  8. ^ Favelle, Peter (1974). The Queens of British Columbia. A Detailed Account of the Ships in the BC Ferry Fleet. Discovery magazine, Limited, 100 pp.
  9. ^ Bannerman, Gary, and Patricia Bannerman (1985). The Ships of British Columbia. An Illustrated History of the British Columbia Ferry Corporation. Hancock House, 176 pages.
  10. ^ Fox, Margaret and Angela Keown. (1971). Cha-Hai (Horseshoe Bay) A Look at the Past! Gleneagles Parent Teacher Association, 49 Pages.
  11. ^ Hanen, Edythe (1998). "Cormorant Carries on Island Traditions." The Bowen Island Undercurrent, 26(8):5, February 20.

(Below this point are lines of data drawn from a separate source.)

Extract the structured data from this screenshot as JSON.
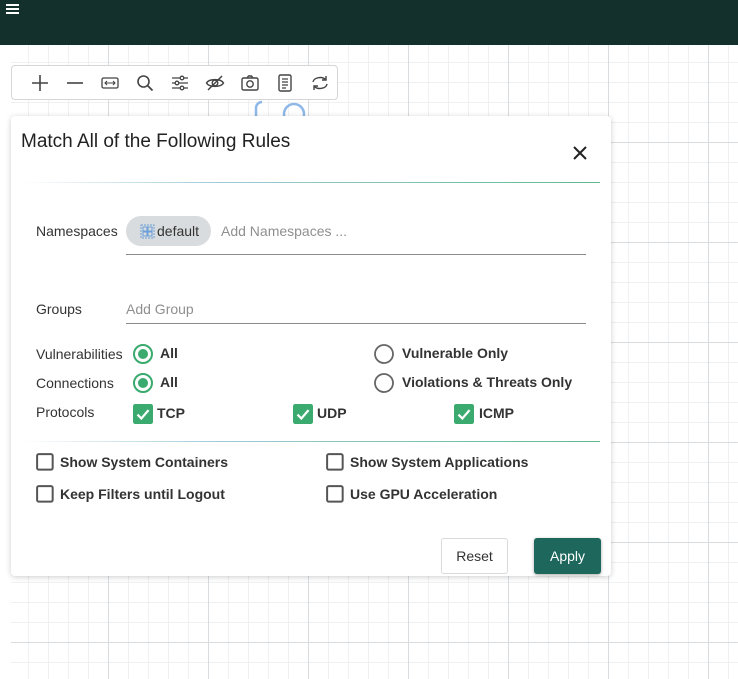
{
  "topbar": {
    "menu_icon": "hamburger-icon",
    "color": "#14302c"
  },
  "toolbar": {
    "tools": [
      "zoom-in-icon",
      "zoom-out-icon",
      "fit-to-screen-icon",
      "search-icon",
      "filter-settings-icon",
      "hide-icon",
      "camera-icon",
      "document-icon",
      "refresh-icon"
    ]
  },
  "dialog": {
    "title": "Match All of the Following Rules",
    "close_icon": "close-icon",
    "namespaces": {
      "label": "Namespaces",
      "chip": "default",
      "chip_icon": "namespace-icon",
      "placeholder": "Add Namespaces ..."
    },
    "groups": {
      "label": "Groups",
      "placeholder": "Add Group"
    },
    "vulnerabilities": {
      "label": "Vulnerabilities",
      "options": [
        {
          "label": "All",
          "selected": true
        },
        {
          "label": "Vulnerable Only",
          "selected": false
        }
      ]
    },
    "connections": {
      "label": "Connections",
      "options": [
        {
          "label": "All",
          "selected": true
        },
        {
          "label": "Violations & Threats Only",
          "selected": false
        }
      ]
    },
    "protocols": {
      "label": "Protocols",
      "options": [
        {
          "label": "TCP",
          "checked": true
        },
        {
          "label": "UDP",
          "checked": true
        },
        {
          "label": "ICMP",
          "checked": true
        }
      ]
    },
    "options": [
      {
        "label": "Show System Containers",
        "checked": false
      },
      {
        "label": "Show System Applications",
        "checked": false
      },
      {
        "label": "Keep Filters until Logout",
        "checked": false
      },
      {
        "label": "Use GPU Acceleration",
        "checked": false
      }
    ],
    "reset_label": "Reset",
    "apply_label": "Apply"
  },
  "colors": {
    "accent": "#1d675c",
    "check_green": "#3aaa6e",
    "topbar": "#14302c"
  }
}
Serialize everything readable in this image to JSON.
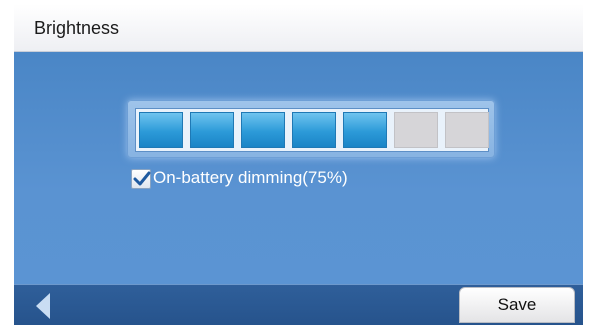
{
  "header": {
    "title": "Brightness"
  },
  "brightness": {
    "segments_total": 7,
    "segments_on": 5
  },
  "option": {
    "label": "On-battery dimming(75%)",
    "checked": true
  },
  "footer": {
    "back_icon": "back-arrow-icon",
    "save_label": "Save"
  },
  "colors": {
    "accent": "#4a86c6",
    "segment_on": "#2c9ad8",
    "segment_off": "#d6d5d8"
  }
}
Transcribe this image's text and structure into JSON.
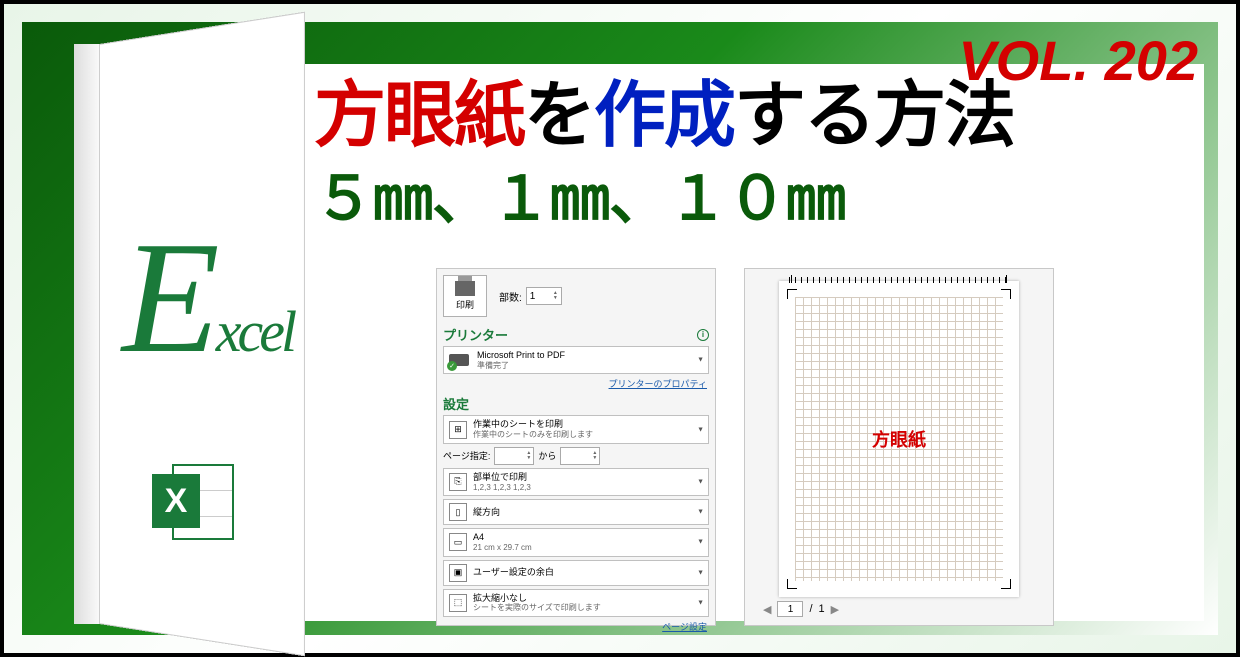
{
  "vol": "VOL. 202",
  "title": {
    "p1": "方眼紙",
    "p2": "を",
    "p3": "作成",
    "p4": "する方法",
    "sizes_line": "５㎜、１㎜、１０㎜",
    "brand_big": "E",
    "brand_rest": "xcel",
    "icon_x": "X"
  },
  "print": {
    "print_label": "印刷",
    "copies_label": "部数:",
    "copies_value": "1",
    "printer_section": "プリンター",
    "printer_name": "Microsoft Print to PDF",
    "printer_status": "準備完了",
    "printer_props_link": "プリンターのプロパティ",
    "settings_section": "設定",
    "scope_title": "作業中のシートを印刷",
    "scope_sub": "作業中のシートのみを印刷します",
    "page_range_label": "ページ指定:",
    "page_range_from": "",
    "page_range_to_label": "から",
    "page_range_to": "",
    "collate_title": "部単位で印刷",
    "collate_sub": "1,2,3   1,2,3   1,2,3",
    "orientation": "縦方向",
    "paper_title": "A4",
    "paper_sub": "21 cm x 29.7 cm",
    "margins": "ユーザー設定の余白",
    "scaling_title": "拡大縮小なし",
    "scaling_sub": "シートを実際のサイズで印刷します",
    "page_setup_link": "ページ設定"
  },
  "preview": {
    "grid_label": "方眼紙",
    "page_current": "1",
    "page_sep": " / ",
    "page_total": "1"
  }
}
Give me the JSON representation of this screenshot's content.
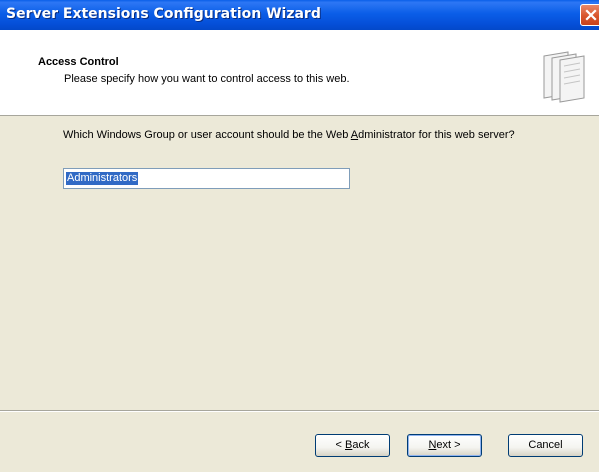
{
  "window": {
    "title": "Server Extensions Configuration Wizard"
  },
  "header": {
    "title": "Access Control",
    "subtitle": "Please specify how you want to control access to this web."
  },
  "question": {
    "part1": "Which Windows Group or user account should be the Web ",
    "mnemonic": "A",
    "part2": "dministrator for this web server?"
  },
  "admin_field": {
    "value": "Administrators"
  },
  "buttons": {
    "back": {
      "prefix": "< ",
      "mnemonic": "B",
      "rest": "ack"
    },
    "next": {
      "mnemonic": "N",
      "rest": "ext >"
    },
    "cancel": "Cancel"
  },
  "colors": {
    "titlebar": "#0b5ee8",
    "dialog_bg": "#ece9d8",
    "selection": "#316ac5"
  },
  "icons": {
    "close": "close-x-icon",
    "wizard": "wizard-pages-icon"
  }
}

  12. ^ Sun Directories Limited. (1949). Greater Vancouver and New Westminster City Directory.

Further reading[edit]

  • Bannerman, Gary, and Patricia Bannerman (1985). The Ships of British Columbia. An Illustrated History of the British Columbia Ferry Corporation. Hancock House, 176 pages.
  • Cadieux, H.L. and Garth Griffiths (1967). Dogwood Fleet. Cadieux and Griffiths Ltd., 118 pp.
  • Favelle, Peter (1974). The Queens of British Columbia. A Detailed Account of the Ships in the BC Ferry Fleet. Discovery Magazine, Limited, 100 pp.
  • Heal, S.C. (2010). Ferries West. A West Coast Photo Album. Cordillera Books,226 pp.
  • Ommundsen, Peter D. (1997). Bowen Island Passenger Ferries. The Sannie Transportation Company 1921-1956. Cape West Publishing, 64 pp.
  • West Coast Ferries Forum